— Action item —
Your answer must consist of the lines running from the one that holds "Parse this screenshot: output" to the end of the data, copied exactly.

[Records drawn from a dataset]
= Beginning of Section =
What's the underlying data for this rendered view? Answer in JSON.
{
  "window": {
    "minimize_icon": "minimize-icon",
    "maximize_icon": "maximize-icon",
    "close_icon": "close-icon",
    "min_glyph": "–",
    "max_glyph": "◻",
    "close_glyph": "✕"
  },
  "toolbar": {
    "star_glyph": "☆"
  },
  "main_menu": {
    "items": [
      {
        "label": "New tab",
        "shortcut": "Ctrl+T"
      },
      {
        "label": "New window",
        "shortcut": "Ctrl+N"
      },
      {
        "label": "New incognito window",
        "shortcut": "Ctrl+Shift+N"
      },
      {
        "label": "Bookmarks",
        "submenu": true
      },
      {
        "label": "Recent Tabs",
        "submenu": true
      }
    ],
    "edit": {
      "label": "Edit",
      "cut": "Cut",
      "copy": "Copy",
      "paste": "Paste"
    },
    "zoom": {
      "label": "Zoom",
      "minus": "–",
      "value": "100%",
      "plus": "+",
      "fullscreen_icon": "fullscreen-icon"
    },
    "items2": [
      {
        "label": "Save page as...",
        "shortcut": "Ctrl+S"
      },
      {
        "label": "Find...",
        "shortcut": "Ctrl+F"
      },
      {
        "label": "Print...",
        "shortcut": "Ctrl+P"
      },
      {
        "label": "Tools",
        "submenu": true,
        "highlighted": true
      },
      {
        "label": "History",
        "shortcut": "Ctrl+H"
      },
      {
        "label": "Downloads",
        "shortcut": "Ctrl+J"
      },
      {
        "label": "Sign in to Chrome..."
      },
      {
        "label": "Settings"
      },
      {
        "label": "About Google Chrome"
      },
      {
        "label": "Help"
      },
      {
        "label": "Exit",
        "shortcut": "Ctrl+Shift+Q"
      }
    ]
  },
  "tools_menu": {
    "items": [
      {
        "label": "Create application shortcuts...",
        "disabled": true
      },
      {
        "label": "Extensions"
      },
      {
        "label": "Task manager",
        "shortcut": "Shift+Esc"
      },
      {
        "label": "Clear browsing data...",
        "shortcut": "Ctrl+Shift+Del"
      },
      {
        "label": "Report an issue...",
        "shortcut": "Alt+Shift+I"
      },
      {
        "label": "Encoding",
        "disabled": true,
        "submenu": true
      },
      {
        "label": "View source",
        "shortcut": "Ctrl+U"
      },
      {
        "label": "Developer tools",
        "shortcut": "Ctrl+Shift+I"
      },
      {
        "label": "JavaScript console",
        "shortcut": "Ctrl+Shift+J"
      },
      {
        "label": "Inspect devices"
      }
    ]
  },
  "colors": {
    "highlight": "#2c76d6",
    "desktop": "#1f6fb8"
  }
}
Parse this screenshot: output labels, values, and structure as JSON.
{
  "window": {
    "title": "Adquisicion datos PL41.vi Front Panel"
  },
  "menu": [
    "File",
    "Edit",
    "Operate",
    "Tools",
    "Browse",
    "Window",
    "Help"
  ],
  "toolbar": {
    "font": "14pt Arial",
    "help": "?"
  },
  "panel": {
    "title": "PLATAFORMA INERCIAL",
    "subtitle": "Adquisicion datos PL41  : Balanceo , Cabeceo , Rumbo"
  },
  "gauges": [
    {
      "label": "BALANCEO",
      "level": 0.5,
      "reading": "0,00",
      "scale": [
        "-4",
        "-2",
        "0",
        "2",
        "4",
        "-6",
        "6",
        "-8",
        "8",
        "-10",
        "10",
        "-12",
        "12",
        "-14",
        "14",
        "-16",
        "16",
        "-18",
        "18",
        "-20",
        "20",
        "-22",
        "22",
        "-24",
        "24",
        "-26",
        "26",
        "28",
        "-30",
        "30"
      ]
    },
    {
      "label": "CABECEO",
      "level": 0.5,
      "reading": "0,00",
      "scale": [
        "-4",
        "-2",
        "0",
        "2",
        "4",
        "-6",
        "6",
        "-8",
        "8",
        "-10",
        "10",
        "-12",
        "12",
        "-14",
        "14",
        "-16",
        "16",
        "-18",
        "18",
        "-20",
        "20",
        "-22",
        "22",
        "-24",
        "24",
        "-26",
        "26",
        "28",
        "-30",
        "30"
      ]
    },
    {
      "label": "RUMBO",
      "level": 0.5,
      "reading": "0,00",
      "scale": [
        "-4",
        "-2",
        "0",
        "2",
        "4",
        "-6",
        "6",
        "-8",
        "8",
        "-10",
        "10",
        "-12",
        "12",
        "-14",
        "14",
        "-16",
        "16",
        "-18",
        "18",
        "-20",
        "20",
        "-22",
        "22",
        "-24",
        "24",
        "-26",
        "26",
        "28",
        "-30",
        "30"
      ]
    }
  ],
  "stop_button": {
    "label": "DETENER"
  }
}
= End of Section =
— Written response —
Parse this screenshot: output labels, values, and structure as JSON.
{
  "window": {
    "title": "Adquisicion datos PL41.vi Front Panel"
  },
  "menu": [
    "File",
    "Edit",
    "Operate",
    "Tools",
    "Browse",
    "Window",
    "Help"
  ],
  "toolbar": {
    "font": "14pt Arial",
    "help": "?"
  },
  "panel": {
    "title": "PLATAFORMA INERCIAL",
    "subtitle": "Adquisicion datos PL41  : Balanceo , Cabeceo , Rumbo"
  },
  "gauges": [
    {
      "label": "BALANCEO",
      "level": 0.5,
      "reading": "0,00",
      "scale": [
        "-4",
        "-2",
        "0",
        "2",
        "4",
        "-6",
        "6",
        "-8",
        "8",
        "-10",
        "10",
        "-12",
        "12",
        "-14",
        "14",
        "-16",
        "16",
        "-18",
        "18",
        "-20",
        "20",
        "-22",
        "22",
        "-24",
        "24",
        "-26",
        "26",
        "28",
        "-30",
        "30"
      ]
    },
    {
      "label": "CABECEO",
      "level": 0.5,
      "reading": "0,00",
      "scale": [
        "-4",
        "-2",
        "0",
        "2",
        "4",
        "-6",
        "6",
        "-8",
        "8",
        "-10",
        "10",
        "-12",
        "12",
        "-14",
        "14",
        "-16",
        "16",
        "-18",
        "18",
        "-20",
        "20",
        "-22",
        "22",
        "-24",
        "24",
        "-26",
        "26",
        "28",
        "-30",
        "30"
      ]
    },
    {
      "label": "RUMBO",
      "level": 0.5,
      "reading": "0,00",
      "scale": [
        "-4",
        "-2",
        "0",
        "2",
        "4",
        "-6",
        "6",
        "-8",
        "8",
        "-10",
        "10",
        "-12",
        "12",
        "-14",
        "14",
        "-16",
        "16",
        "-18",
        "18",
        "-20",
        "20",
        "-22",
        "22",
        "-24",
        "24",
        "-26",
        "26",
        "28",
        "-30",
        "30"
      ]
    }
  ],
  "stop_button": {
    "label": "DETENER"
  }
}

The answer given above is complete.